How many lines of these records hold the string "true"? Reply with the number alone.

▼

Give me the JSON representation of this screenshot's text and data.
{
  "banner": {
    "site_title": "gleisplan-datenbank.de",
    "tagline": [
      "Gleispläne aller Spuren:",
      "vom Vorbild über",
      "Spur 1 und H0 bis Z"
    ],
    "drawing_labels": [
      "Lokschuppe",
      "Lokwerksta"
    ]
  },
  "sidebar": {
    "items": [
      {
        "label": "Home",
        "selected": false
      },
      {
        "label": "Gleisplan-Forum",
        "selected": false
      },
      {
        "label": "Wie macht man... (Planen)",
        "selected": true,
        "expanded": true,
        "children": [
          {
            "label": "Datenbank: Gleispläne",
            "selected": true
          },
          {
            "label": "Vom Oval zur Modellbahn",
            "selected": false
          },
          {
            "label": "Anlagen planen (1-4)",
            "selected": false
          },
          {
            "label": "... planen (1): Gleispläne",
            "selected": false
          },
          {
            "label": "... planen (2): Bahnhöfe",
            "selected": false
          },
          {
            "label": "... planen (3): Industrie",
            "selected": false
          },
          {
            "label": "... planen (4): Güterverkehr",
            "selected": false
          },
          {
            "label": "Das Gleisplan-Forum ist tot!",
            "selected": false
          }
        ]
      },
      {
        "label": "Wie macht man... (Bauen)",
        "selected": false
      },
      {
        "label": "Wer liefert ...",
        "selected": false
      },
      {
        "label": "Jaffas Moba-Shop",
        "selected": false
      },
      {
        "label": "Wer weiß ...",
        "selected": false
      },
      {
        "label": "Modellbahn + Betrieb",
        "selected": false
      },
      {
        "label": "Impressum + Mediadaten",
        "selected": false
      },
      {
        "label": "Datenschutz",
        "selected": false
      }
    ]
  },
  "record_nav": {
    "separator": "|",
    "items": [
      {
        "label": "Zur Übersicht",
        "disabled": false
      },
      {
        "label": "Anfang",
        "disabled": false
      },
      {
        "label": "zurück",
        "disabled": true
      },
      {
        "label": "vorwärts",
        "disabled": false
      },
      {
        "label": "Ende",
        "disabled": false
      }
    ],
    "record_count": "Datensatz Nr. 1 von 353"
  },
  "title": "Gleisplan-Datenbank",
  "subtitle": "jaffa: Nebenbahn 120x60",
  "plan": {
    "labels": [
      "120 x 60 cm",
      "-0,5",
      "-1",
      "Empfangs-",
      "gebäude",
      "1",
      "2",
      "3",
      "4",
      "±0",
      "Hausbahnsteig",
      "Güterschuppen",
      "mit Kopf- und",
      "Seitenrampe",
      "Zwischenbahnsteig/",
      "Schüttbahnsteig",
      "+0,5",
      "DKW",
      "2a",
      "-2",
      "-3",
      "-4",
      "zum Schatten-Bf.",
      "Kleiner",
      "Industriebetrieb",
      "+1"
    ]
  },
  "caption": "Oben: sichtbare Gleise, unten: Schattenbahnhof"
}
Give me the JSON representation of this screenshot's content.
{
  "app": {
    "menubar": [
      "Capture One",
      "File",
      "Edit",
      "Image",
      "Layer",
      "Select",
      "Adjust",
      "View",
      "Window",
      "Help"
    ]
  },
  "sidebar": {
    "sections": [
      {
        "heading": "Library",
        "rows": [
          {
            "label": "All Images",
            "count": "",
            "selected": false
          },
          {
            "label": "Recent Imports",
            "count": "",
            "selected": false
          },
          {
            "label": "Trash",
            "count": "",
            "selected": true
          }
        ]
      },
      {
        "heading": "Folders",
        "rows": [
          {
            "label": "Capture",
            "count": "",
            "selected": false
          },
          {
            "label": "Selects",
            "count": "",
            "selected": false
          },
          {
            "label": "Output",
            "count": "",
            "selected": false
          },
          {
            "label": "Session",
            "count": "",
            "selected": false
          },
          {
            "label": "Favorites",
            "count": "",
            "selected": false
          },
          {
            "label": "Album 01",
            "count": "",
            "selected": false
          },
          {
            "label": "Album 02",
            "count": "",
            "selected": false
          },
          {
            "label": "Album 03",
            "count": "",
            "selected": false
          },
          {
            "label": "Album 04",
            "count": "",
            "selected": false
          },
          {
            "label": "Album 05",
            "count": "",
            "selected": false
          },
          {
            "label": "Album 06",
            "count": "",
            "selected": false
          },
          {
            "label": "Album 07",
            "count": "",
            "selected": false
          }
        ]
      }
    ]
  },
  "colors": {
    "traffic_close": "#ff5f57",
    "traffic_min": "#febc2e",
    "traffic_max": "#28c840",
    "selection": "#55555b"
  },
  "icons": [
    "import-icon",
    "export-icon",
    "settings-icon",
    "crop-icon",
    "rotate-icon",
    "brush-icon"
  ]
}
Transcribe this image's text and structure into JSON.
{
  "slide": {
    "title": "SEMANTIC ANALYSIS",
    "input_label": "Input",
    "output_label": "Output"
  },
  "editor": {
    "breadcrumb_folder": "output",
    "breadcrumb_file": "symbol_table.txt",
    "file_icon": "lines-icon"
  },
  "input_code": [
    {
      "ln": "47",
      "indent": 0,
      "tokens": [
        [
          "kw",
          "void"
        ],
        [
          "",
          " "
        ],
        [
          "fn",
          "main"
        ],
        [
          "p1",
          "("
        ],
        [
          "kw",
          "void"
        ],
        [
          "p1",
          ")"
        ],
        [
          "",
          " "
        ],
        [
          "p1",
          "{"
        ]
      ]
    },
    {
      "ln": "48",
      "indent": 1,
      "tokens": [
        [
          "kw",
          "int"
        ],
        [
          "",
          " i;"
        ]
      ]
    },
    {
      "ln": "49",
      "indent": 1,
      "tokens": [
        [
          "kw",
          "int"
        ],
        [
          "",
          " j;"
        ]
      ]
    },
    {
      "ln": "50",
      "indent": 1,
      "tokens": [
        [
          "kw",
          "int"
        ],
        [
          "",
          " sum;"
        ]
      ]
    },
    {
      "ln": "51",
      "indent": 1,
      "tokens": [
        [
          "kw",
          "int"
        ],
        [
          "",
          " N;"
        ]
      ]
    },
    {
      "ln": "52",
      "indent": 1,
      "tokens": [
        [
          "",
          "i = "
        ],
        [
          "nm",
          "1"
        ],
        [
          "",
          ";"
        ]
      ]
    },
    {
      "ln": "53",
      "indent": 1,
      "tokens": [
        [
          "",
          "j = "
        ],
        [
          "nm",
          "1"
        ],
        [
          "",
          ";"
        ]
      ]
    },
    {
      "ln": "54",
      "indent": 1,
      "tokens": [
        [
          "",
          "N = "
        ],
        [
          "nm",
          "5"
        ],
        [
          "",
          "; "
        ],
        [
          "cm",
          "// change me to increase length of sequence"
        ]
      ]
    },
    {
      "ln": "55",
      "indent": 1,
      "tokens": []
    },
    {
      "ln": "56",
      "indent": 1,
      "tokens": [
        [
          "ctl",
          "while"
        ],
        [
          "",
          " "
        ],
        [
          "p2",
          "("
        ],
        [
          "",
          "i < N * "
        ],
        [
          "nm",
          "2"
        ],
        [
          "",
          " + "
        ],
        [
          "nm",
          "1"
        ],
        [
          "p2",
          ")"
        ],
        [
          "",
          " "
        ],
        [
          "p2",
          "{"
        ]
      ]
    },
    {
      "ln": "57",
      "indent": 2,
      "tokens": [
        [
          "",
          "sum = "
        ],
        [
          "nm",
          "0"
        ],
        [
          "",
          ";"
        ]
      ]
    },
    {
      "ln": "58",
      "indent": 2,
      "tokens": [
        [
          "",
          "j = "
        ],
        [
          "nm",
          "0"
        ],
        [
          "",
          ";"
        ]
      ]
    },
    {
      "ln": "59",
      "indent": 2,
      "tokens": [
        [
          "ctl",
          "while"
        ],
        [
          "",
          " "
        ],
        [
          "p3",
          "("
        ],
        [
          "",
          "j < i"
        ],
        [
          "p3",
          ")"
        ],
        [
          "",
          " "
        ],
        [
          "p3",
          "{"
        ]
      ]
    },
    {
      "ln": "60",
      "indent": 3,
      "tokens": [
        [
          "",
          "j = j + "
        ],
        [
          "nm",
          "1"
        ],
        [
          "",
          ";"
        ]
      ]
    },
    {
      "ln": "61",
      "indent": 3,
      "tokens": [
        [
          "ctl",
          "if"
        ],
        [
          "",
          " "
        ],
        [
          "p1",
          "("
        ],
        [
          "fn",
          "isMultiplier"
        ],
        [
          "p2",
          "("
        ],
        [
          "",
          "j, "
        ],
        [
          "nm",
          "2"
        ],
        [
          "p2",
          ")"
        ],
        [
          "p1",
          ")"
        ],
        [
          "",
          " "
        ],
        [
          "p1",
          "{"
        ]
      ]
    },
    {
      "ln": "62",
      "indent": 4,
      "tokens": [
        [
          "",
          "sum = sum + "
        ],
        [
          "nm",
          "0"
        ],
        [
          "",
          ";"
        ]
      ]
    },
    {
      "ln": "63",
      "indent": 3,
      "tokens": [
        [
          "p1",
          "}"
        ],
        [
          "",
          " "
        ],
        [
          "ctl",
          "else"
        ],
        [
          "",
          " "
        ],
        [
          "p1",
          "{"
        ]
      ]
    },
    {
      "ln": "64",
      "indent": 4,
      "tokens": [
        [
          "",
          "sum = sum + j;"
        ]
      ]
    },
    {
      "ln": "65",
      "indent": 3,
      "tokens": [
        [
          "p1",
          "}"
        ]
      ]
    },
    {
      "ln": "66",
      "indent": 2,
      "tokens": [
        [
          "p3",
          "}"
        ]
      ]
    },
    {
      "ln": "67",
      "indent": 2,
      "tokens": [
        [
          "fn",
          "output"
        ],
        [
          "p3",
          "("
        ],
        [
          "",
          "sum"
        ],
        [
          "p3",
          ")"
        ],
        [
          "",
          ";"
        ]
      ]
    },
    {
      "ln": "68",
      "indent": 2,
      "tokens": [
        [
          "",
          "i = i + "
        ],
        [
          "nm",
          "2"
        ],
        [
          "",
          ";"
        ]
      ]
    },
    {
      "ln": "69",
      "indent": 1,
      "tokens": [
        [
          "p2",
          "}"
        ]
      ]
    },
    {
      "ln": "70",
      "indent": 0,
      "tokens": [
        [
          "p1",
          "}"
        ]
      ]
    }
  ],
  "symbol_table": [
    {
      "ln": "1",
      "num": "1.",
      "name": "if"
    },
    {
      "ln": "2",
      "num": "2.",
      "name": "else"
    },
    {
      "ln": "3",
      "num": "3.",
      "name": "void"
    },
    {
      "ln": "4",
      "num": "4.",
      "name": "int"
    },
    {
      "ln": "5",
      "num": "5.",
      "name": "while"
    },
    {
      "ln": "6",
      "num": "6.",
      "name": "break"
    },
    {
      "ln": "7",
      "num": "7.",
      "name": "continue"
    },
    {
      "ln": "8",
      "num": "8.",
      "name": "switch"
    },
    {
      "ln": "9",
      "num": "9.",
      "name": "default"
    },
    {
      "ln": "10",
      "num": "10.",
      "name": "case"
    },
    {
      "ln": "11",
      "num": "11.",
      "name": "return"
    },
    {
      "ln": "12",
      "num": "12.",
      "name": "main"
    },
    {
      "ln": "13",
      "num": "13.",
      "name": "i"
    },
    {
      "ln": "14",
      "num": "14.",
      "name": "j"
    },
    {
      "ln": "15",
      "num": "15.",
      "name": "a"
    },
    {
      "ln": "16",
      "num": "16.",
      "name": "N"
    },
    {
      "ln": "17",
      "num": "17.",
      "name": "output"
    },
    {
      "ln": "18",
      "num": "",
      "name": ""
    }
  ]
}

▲

**The completed task**. 5